Data records for software interfaces
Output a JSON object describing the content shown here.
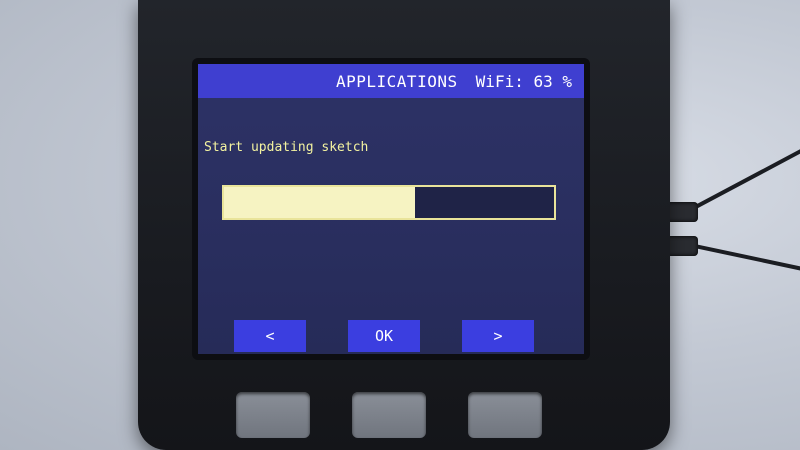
{
  "screen": {
    "title": "APPLICATIONS",
    "wifi_status": "WiFi: 63 %",
    "message": "Start updating sketch",
    "progress": 0.58,
    "softkeys": {
      "left": "<",
      "ok": "OK",
      "right": ">"
    }
  },
  "colors": {
    "topbar": "#3f3fd0",
    "screen_bg": "#2a2f60",
    "message_text": "#f3f2a0",
    "progress_fill": "#f6f3c2",
    "softkey_bg": "#3b3ee0"
  }
}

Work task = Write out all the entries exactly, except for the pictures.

Expected answer =
Output a JSON object describing the content shown here.
{
  "screen": {
    "title": "APPLICATIONS",
    "wifi_status": "WiFi: 63 %",
    "message": "Start updating sketch",
    "progress": 0.58,
    "softkeys": {
      "left": "<",
      "ok": "OK",
      "right": ">"
    }
  },
  "colors": {
    "topbar": "#3f3fd0",
    "screen_bg": "#2a2f60",
    "message_text": "#f3f2a0",
    "progress_fill": "#f6f3c2",
    "softkey_bg": "#3b3ee0"
  }
}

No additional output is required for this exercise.